_Instructions to follow_: In the entries below, find each line bearing the string "your" and copy it.

Page and application data records:
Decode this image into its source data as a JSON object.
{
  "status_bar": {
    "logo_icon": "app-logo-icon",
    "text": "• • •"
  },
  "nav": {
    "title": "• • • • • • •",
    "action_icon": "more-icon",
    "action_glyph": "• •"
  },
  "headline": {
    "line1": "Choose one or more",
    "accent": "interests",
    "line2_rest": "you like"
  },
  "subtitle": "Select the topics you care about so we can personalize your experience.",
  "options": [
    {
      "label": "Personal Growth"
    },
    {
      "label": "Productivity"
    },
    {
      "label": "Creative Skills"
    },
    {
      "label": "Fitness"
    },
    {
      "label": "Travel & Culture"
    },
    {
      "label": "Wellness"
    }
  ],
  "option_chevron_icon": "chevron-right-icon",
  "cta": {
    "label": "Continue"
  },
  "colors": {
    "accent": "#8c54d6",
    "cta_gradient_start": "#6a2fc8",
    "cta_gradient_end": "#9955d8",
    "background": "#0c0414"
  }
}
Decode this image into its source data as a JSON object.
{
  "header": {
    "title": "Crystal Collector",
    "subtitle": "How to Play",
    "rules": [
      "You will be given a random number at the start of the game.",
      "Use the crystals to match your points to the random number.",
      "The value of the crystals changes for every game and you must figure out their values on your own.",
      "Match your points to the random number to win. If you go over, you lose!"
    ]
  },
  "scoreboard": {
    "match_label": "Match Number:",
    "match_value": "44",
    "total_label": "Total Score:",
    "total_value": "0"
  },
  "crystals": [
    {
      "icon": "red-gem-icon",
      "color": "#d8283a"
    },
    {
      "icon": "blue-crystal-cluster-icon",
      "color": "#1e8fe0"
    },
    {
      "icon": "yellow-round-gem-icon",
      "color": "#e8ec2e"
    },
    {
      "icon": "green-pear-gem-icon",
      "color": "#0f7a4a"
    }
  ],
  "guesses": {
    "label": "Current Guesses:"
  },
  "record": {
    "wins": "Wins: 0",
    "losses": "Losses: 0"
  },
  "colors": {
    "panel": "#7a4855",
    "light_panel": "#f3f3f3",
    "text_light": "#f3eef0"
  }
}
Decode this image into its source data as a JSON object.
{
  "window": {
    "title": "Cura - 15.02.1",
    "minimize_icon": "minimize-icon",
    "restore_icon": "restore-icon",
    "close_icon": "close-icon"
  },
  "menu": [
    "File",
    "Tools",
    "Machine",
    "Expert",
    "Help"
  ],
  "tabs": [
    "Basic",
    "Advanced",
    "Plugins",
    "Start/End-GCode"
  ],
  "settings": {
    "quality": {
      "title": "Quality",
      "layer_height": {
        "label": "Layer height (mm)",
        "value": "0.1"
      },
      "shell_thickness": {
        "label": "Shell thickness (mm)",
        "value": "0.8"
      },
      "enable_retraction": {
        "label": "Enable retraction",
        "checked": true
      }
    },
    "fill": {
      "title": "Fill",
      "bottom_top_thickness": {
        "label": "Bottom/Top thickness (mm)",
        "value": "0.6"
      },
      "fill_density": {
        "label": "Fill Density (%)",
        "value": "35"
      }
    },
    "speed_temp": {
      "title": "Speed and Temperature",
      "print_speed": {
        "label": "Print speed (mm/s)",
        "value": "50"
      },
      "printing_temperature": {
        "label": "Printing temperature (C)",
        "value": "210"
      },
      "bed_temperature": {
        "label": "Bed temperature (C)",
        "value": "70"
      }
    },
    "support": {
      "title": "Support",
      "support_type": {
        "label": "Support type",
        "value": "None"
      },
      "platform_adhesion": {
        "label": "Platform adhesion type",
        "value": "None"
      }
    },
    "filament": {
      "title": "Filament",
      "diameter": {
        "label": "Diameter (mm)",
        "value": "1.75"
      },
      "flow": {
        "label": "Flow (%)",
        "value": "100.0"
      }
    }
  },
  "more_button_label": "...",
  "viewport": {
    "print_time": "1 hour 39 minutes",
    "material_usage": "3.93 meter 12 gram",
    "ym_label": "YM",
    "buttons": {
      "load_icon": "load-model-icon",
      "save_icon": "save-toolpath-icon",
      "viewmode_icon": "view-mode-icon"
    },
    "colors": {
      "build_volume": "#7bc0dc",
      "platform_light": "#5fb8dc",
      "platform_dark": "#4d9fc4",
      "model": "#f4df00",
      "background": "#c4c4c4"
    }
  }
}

_Answer section_:
  "subtitle": "Select the topics you care about so we can personalize your experience.",
      "Use the crystals to match your points to the random number.",
      "The value of the crystals changes for every game and you must figure out their values on your own.",
      "Match your points to the random number to win. If you go over, you lose!"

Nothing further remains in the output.